Dishwashers are extremely convenient appliances to have in the kitchen. When they are working properly, they save you the effort of scrubbing dishes by hand in a sink full of hot, soapy water. Just load them up, press the "On" button and go about your day. However, when the dishwasher trips the circuit breaker each time you run it, then it isn't really much of a convenience. There are a few reasons why this type of problem can occur.
When a motorized appliance such as a washing machine is plugged into a GFCI outlet, it can sometimes cause the circuit to trip and shut down the machine. GFCI, or ground fault circuit interrupters, are designed to shut down when they sense a circuit overload. They are somewhat unstable and may trip too easily when hooked up to an appliance such as a dishwasher. Wiring the dishwasher in directly or plugging it into a regular outlet is a better option to prevent this problem.
Power Cord Problems
If your dishwasher is regularly tripping the circuit breaker when it runs, then you should pull out the dishwasher and thoroughly inspect the power cord. If the power cord has a short or has exposed frayed wires, it could cause the overload and resulting tripped breaker. A faulty power cord could also be an electrical and fire hazard, and it should be replaced or repaired.
Faulty wiring can cause the circuit breakers to trip when the dishwasher is started up or while it is running. If the wiring to the machine has burned or damaged wires that are not making a clean connection, it could cause sparking, fire hazards and power surges that can trip the circuit. Have a qualified electrician take a look at your dishwasher's wiring to make sure it is safe and operating properly.
Humidity or Water
Humidity produced by the dishwasher or leaking water can make an outlet trip the circuit breaker while in use. Regular outlets may spark when they get wet and result in a trip. GFCI outlets may kick off instantly to prevent any real damage when moisture is present. If the dishwasher is physically close to the breaker box, the moisture could cause it to trip directly.
It is possible that your dishwasher is simply connected to a bad circuit breaker. The power getting to the actual assigned breaker may not be adequate. The breaker itself could be faulty.
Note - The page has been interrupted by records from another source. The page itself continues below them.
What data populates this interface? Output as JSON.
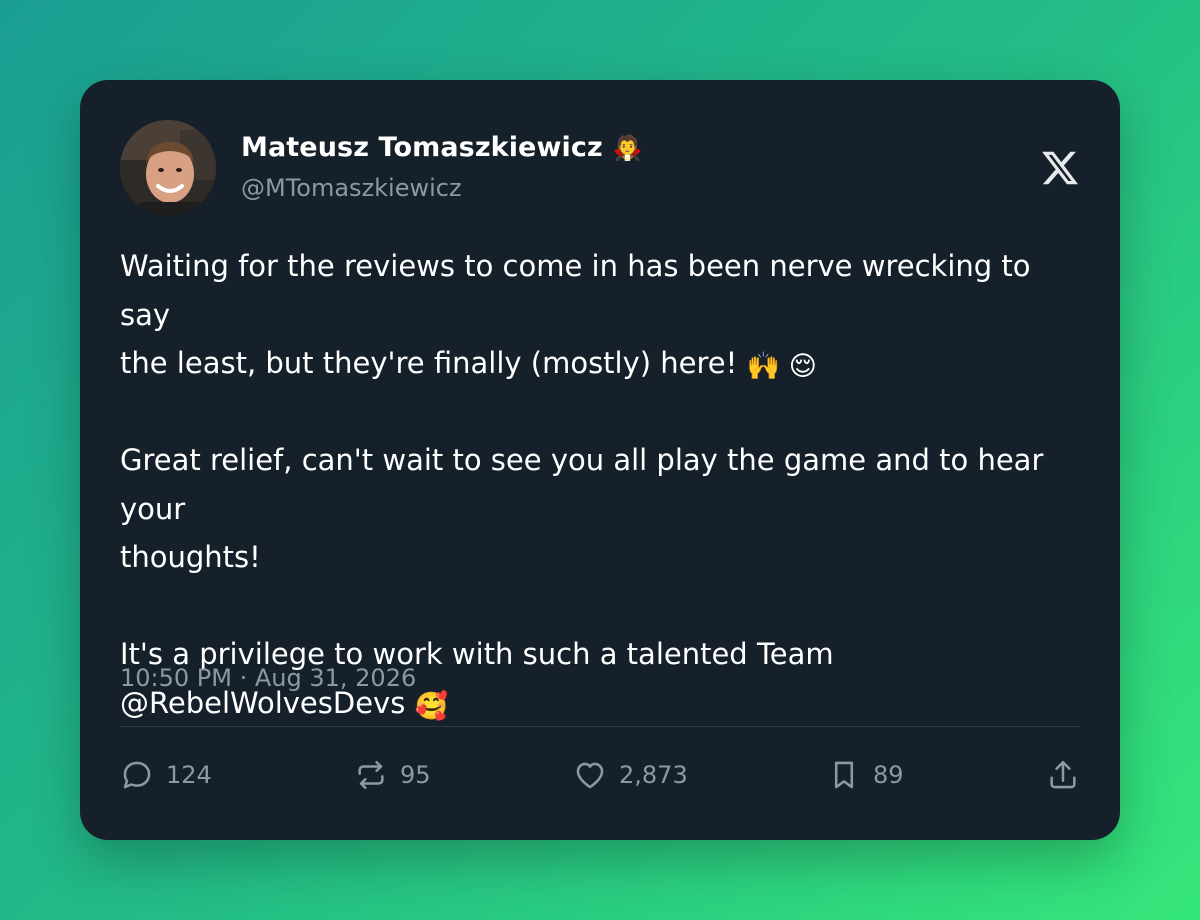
{
  "author": {
    "name": "Mateusz Tomaszkiewicz",
    "name_emoji": "🧛",
    "handle": "@MTomaszkiewicz"
  },
  "tweet": {
    "line1": "Waiting for the reviews to come in has been nerve wrecking to say",
    "line2": "the least, but they're finally (mostly) here!",
    "line2_emojis": "🙌 😌",
    "line3": "Great relief, can't wait to see you all play the game and to hear your",
    "line4": "thoughts!",
    "line5": "It's a privilege to work with such a talented Team",
    "line6": "@RebelWolvesDevs",
    "line6_emoji": "🥰",
    "timestamp": "10:50 PM · Aug 31, 2026"
  },
  "actions": {
    "replies": "124",
    "retweets": "95",
    "likes": "2,873",
    "bookmarks": "89"
  },
  "colors": {
    "card_bg": "#16202b",
    "text_primary": "#ffffff",
    "text_secondary": "#8b98a5",
    "divider": "#2f3a46"
  },
  "icons": [
    "avatar",
    "x-logo-icon",
    "reply-icon",
    "retweet-icon",
    "like-icon",
    "bookmark-icon",
    "share-icon"
  ]
}
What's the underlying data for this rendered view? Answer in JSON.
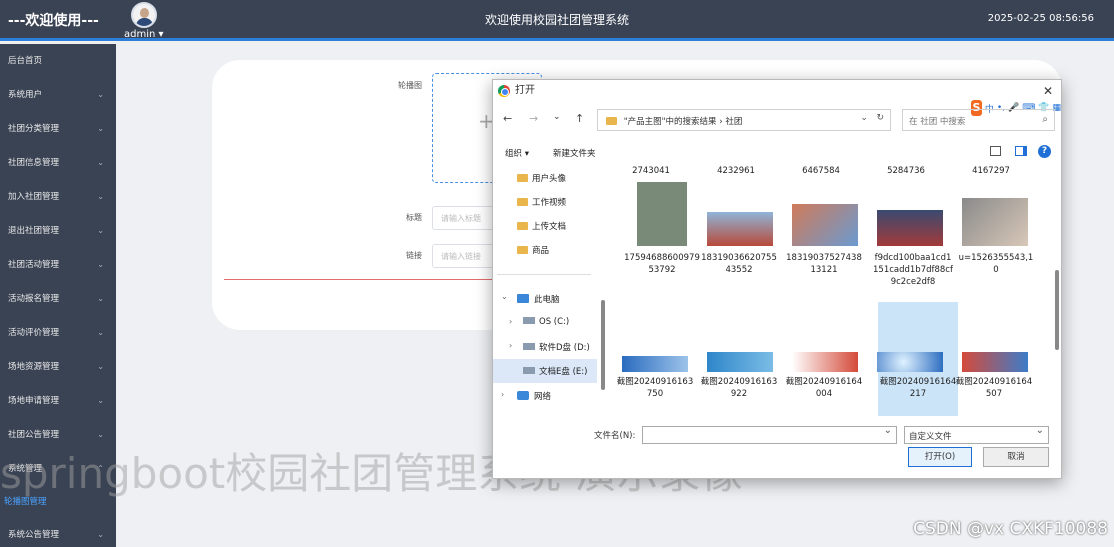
{
  "topbar": {
    "brand": "---欢迎使用---",
    "user": "admin",
    "site_title": "欢迎使用校园社团管理系统",
    "clock": "2025-02-25 08:56:56",
    "accent": "#2b7fd8",
    "bg": "#3a4354"
  },
  "sidebar": {
    "items": [
      {
        "label": "后台首页"
      },
      {
        "label": "系统用户"
      },
      {
        "label": "社团分类管理"
      },
      {
        "label": "社团信息管理"
      },
      {
        "label": "加入社团管理"
      },
      {
        "label": "退出社团管理"
      },
      {
        "label": "社团活动管理"
      },
      {
        "label": "活动报名管理"
      },
      {
        "label": "活动评价管理"
      },
      {
        "label": "场地资源管理"
      },
      {
        "label": "场地申请管理"
      },
      {
        "label": "社团公告管理"
      },
      {
        "label": "系统管理"
      }
    ],
    "sub_item": "轮播图管理",
    "last_item": "系统公告管理"
  },
  "form": {
    "carousel_label": "轮播图",
    "title_label": "标题",
    "title_placeholder": "请输入标题",
    "link_label": "链接",
    "link_placeholder": "请输入链接"
  },
  "watermark": "springboot校园社团管理系统 演示录像",
  "csdn": "CSDN @vx CXKF10088",
  "dialog": {
    "title": "打开",
    "address_path": "\"产品主图\"中的搜索结果  ›  社团",
    "search_placeholder": "在 社团 中搜索",
    "organize": "组织 ▾",
    "new_folder": "新建文件夹",
    "ime": [
      "中",
      "•,",
      "🎤",
      "⌨",
      "👕",
      "▦"
    ],
    "nav_folders": [
      "用户头像",
      "工作视频",
      "上传文档",
      "商品"
    ],
    "this_pc": "此电脑",
    "drives": [
      "OS (C:)",
      "软件D盘 (D:)",
      "文档E盘 (E:)"
    ],
    "network": "网络",
    "cut_names": [
      "2743041",
      "4232961",
      "6467584",
      "5284736",
      "4167297"
    ],
    "row1": [
      {
        "name": "1759468860097953792",
        "color": "#7a8a78"
      },
      {
        "name": "1831903662075543552",
        "color": "#b84a3a"
      },
      {
        "name": "1831903752743813121",
        "color": "#d07a5a"
      },
      {
        "name": "f9dcd100baa1cd1151cadd1b7df88cf9c2ce2df8",
        "color": "#3a4a70"
      },
      {
        "name": "u=1526355543,10",
        "color": "#8a8a8a"
      }
    ],
    "row2": [
      {
        "name": "截图20240916163750",
        "color": "#3d7cc9"
      },
      {
        "name": "截图20240916163922",
        "color": "#2e86c9"
      },
      {
        "name": "截图20240916164004",
        "color": "#d44a3a"
      },
      {
        "name": "截图20240916164217",
        "color": "#2a6bbf"
      },
      {
        "name": "截图20240916164507",
        "color": "#3d7cc9"
      }
    ],
    "filename_label": "文件名(N):",
    "filter": "自定义文件",
    "open_btn": "打开(O)",
    "cancel_btn": "取消"
  }
}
Check to see if it flops back and forth and is difficult to lock into the "On" and "Off" positions. If it is, it needs to be replaced. Check for corrosion or signs of blackening from overheating and burning.